» **YOUR INSTRUCTIONS**
Every line of the records below that holds the word "code" should be copied out.

[Items from an interface collection]
____________________

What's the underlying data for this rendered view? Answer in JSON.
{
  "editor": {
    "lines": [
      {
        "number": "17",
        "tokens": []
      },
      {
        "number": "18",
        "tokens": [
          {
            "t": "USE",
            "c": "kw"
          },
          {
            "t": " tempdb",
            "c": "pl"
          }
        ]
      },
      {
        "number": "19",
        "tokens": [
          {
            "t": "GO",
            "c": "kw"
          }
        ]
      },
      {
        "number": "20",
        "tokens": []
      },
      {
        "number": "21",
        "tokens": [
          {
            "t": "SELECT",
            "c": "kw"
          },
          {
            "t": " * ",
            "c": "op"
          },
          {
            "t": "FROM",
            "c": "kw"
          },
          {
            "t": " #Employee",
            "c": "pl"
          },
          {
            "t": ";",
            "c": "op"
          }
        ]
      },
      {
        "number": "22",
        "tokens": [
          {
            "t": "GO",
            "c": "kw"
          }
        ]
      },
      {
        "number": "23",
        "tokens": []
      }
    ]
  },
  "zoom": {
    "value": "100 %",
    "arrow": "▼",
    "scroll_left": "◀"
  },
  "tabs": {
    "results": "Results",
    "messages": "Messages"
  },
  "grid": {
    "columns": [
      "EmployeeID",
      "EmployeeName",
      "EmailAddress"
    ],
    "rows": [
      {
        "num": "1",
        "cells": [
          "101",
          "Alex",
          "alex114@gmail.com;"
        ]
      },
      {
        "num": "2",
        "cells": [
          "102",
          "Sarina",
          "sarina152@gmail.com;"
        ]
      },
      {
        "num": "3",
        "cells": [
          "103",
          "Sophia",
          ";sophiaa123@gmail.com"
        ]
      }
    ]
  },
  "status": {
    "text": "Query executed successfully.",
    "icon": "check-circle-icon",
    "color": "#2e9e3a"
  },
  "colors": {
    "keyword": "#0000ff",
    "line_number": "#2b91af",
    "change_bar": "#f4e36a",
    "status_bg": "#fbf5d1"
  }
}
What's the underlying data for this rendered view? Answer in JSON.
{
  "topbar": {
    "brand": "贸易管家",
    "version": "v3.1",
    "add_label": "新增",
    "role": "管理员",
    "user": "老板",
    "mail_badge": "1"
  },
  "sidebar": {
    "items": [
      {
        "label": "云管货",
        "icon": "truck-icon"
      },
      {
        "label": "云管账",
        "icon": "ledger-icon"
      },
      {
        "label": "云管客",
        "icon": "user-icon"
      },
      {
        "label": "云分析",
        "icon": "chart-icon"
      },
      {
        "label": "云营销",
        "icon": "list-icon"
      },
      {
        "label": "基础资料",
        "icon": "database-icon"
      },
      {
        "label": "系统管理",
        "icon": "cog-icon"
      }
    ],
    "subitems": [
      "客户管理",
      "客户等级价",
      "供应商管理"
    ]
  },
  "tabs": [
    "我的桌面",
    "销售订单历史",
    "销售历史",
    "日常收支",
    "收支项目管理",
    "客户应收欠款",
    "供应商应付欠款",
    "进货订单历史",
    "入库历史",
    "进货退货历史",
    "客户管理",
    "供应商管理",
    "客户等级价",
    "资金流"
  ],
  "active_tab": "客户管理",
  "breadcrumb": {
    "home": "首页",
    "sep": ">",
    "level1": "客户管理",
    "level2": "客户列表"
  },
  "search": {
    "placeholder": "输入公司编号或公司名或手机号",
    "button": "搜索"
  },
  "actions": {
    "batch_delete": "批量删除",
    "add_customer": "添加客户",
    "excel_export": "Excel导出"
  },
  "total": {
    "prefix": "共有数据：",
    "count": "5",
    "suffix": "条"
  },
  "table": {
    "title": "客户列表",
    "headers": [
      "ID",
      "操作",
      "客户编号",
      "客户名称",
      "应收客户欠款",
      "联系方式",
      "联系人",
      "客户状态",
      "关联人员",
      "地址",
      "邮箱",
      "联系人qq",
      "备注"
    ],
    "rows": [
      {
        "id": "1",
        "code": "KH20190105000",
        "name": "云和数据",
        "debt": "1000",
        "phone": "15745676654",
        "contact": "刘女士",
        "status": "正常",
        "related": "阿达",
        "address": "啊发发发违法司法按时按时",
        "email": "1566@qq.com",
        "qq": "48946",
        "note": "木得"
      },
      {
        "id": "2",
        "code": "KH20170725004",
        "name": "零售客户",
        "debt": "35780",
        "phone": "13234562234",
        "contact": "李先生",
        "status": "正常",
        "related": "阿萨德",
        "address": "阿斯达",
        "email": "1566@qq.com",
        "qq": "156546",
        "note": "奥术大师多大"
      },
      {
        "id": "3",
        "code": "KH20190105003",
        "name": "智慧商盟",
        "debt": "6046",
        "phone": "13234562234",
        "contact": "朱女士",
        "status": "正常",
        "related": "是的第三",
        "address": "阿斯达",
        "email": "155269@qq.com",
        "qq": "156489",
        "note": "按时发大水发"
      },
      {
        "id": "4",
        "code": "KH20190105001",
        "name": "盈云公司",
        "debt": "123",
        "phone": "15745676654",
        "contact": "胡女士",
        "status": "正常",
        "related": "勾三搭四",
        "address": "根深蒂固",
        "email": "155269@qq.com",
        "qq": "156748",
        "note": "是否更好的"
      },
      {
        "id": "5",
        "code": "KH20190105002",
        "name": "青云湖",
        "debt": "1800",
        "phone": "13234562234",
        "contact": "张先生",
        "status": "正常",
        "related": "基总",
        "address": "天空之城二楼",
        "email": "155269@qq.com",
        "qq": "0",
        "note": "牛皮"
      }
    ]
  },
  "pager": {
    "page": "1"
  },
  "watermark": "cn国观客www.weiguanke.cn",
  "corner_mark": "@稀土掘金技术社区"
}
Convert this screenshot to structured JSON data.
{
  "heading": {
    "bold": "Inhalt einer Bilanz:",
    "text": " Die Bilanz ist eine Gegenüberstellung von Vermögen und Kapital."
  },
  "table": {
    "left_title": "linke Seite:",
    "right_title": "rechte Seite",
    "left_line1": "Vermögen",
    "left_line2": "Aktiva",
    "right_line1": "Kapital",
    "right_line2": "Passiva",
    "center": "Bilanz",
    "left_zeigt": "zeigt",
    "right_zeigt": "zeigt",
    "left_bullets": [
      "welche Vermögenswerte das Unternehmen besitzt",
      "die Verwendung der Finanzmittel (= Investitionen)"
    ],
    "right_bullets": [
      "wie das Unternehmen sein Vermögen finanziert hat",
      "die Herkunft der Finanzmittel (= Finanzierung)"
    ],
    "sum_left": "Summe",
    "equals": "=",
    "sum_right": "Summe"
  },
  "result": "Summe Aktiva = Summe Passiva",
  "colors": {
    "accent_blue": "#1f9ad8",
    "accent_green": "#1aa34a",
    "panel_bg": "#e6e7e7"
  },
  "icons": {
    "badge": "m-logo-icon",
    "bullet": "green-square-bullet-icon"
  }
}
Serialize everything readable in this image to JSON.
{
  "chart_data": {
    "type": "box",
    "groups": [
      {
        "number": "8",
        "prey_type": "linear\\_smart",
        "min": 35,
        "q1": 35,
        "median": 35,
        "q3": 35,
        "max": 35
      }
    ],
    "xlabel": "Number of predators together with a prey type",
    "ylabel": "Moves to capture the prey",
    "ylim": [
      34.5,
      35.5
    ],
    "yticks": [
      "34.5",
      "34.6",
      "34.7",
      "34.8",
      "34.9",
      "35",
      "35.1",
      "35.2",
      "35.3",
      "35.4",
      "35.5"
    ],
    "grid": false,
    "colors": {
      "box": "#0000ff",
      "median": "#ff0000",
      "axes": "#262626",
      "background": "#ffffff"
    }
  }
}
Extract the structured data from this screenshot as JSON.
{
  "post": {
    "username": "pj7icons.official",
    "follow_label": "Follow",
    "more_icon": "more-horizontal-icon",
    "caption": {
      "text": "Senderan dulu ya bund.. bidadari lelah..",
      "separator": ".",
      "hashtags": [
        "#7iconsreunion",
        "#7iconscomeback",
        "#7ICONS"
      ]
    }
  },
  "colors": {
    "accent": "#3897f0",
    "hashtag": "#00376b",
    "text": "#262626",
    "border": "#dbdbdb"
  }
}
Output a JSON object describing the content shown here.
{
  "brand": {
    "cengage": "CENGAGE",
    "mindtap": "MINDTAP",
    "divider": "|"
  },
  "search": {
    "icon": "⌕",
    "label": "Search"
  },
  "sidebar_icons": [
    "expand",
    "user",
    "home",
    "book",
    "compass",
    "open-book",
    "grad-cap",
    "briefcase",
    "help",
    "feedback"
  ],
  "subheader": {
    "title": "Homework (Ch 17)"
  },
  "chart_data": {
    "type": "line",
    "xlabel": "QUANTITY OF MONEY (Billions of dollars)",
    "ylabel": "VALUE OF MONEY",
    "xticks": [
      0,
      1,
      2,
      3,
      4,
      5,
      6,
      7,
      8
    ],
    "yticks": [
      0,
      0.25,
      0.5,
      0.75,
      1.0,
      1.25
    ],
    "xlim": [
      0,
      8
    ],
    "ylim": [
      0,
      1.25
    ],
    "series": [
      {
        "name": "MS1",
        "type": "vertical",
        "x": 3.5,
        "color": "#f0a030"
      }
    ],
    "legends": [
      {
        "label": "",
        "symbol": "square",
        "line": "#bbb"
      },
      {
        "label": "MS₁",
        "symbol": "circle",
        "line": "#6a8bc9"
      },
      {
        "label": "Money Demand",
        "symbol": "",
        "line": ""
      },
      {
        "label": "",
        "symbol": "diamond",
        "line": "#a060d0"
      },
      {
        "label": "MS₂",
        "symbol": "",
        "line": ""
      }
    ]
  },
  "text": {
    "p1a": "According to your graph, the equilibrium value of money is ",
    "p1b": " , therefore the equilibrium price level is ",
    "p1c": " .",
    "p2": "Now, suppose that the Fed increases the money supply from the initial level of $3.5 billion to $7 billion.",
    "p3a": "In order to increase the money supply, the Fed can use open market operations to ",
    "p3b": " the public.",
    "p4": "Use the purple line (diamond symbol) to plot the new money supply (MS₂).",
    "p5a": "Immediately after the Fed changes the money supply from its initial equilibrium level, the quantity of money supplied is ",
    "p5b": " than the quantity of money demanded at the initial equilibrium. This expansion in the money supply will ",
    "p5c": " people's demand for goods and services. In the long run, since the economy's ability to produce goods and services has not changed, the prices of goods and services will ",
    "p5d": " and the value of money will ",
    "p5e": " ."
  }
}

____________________

» **THE ANSWER**
        "code": "KH20190105000",
        "code": "KH20170725004",
        "code": "KH20190105003",
        "code": "KH20190105001",
        "code": "KH20190105002",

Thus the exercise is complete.